René Clair’s I Married a Witch is among the buried treasures of 1940s American filmmaking. As the title promises, this is the most fanciful of screwball comedies, one with a peculiar charm that may take you by surprise. Known as an inventive poet of early sound cinema in France, thanks to such sharp, creative films as Under the Roofs of Paris (1930), Le million (1931), and À nous la liberté (1931), Clair had a reputation that preceded him to Hollywood, and I Married a Witch overflows with the same comic irreverence and fleet storytelling as his earlier films. Check out the clever opening sequence, in which the director satisfyingly sets up the film’s central conceits—a witch’s curse; an epic battle of the sexes—with great comic velocity.
Digging Through Movie History at Chaplin’s Studios

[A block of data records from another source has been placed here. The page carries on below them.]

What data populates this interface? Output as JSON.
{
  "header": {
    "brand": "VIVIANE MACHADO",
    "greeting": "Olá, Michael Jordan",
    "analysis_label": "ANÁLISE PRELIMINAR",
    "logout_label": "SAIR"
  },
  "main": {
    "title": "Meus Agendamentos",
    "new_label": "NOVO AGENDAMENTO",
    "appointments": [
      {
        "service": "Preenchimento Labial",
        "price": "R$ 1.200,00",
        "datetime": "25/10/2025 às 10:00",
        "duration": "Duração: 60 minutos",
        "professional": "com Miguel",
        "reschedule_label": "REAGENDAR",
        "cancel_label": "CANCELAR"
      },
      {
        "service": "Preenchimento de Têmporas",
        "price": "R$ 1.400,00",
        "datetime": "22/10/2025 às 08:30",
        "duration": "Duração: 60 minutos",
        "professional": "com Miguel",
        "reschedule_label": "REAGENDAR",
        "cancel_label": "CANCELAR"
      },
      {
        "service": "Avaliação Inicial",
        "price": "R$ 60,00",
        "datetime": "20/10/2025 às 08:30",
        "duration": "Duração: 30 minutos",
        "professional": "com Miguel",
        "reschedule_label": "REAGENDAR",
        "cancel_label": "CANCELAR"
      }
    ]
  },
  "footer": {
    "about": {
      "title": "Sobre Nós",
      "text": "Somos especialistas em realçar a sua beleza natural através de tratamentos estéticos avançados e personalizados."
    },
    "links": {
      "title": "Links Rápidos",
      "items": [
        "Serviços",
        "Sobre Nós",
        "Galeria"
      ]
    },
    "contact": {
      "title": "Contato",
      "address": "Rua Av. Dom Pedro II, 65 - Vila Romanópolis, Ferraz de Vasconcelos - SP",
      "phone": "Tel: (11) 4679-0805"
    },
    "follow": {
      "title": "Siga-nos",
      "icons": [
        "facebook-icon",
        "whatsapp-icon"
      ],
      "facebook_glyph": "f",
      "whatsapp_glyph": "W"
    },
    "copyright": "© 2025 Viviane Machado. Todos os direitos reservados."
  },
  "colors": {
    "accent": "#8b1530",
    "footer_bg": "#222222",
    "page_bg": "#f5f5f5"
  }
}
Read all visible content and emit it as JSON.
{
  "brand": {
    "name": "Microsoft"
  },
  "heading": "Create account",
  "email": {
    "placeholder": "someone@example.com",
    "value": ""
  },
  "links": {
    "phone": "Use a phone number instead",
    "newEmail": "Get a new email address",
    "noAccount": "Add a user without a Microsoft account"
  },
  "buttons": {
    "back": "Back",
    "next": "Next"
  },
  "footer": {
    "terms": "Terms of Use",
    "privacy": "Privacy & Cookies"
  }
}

Film scholar Craig Barron gives us a tour of the studios on whose back lot Charlie Chaplin built the set for his final film of the silent era, The Circus.
Career Women in the Land of Lubitsch
Critics Molly Haskell and Farran Smith Nehme talk about the highly idiosyncratic heroines who populate Ernst Lubitsch’s comedies, including the protagonist of his final film, Cluny Brown.
Ritwik Ghatak’s Pursuit of Truth Beyond Realism
Acclaimed Indian filmmakers Saeed Akhtar Mirza and Kumar Shahani discuss how the Bengali master mixed expressionism and naturalism in his devastating domestic tragedy The Cloud-Capped Star.